• _WORK INSTRUCTION_: Using the data below, show every line where the word "JSON" occurs.

• _DATA FOR THE TASK_:
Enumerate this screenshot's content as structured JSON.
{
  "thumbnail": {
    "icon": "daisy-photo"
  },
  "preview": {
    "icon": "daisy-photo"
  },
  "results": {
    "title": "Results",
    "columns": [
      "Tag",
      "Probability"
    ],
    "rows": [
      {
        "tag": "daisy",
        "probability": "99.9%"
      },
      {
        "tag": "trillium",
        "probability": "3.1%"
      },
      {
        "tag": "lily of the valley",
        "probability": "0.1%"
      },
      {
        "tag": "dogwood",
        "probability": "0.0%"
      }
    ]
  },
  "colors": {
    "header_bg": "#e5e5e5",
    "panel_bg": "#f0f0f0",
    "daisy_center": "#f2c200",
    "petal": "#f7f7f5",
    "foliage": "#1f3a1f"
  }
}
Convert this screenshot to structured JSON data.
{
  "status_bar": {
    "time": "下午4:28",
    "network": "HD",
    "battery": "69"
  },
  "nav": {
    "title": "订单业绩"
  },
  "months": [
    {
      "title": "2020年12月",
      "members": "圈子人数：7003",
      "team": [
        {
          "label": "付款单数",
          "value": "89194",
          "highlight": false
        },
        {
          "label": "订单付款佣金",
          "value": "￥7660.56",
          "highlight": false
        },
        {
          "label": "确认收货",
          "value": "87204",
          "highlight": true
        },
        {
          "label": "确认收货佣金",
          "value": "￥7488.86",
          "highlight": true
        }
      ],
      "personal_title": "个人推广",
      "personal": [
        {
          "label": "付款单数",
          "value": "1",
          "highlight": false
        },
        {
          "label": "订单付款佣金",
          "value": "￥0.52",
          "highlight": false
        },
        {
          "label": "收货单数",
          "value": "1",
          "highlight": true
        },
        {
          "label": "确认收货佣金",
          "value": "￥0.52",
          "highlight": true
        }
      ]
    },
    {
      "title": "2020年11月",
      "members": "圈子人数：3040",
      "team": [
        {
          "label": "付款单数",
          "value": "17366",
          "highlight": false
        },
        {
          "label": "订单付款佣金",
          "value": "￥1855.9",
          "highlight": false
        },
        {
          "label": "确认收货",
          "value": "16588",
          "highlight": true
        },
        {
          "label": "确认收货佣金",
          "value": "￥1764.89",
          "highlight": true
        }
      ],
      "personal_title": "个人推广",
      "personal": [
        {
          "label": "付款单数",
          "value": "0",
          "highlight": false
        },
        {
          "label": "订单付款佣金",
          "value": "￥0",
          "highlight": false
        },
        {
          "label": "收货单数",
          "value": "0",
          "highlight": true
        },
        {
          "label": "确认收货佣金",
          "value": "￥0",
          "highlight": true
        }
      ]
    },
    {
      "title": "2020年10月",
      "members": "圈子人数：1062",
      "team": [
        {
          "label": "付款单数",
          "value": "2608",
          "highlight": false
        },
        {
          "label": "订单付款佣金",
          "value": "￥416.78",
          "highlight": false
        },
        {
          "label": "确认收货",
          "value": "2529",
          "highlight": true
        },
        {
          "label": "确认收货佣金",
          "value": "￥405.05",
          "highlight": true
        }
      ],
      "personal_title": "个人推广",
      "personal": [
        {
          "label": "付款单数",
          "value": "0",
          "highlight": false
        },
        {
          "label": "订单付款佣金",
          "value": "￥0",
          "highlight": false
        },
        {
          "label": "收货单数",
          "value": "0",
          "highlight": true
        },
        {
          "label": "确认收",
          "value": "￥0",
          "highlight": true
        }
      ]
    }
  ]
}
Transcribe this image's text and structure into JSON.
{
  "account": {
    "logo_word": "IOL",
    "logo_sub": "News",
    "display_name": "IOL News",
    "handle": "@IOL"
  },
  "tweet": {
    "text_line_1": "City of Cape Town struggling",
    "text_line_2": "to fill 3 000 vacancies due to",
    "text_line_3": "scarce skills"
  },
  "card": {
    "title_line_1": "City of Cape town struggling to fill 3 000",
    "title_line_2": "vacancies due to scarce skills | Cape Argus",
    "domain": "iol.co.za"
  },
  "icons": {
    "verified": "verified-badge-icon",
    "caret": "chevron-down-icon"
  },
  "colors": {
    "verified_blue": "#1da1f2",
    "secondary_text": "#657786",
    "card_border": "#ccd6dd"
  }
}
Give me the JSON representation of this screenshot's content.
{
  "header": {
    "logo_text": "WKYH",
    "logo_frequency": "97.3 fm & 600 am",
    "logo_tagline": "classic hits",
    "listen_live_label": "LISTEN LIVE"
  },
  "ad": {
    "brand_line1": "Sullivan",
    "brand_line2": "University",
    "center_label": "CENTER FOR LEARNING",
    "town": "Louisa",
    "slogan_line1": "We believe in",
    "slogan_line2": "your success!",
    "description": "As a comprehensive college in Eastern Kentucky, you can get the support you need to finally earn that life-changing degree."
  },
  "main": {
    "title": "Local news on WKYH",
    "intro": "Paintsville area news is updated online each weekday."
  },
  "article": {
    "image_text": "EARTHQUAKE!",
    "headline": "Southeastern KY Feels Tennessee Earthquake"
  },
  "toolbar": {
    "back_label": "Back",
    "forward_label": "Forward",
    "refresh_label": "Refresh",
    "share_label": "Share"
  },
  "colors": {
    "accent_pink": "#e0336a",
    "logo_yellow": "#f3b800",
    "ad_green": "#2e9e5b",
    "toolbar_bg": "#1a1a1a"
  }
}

• _RESPONSE TO THE EXERCISE_:
Enumerate this screenshot's content as structured JSON.
Convert this screenshot to structured JSON data.
Transcribe this image's text and structure into JSON.
Give me the JSON representation of this screenshot's content.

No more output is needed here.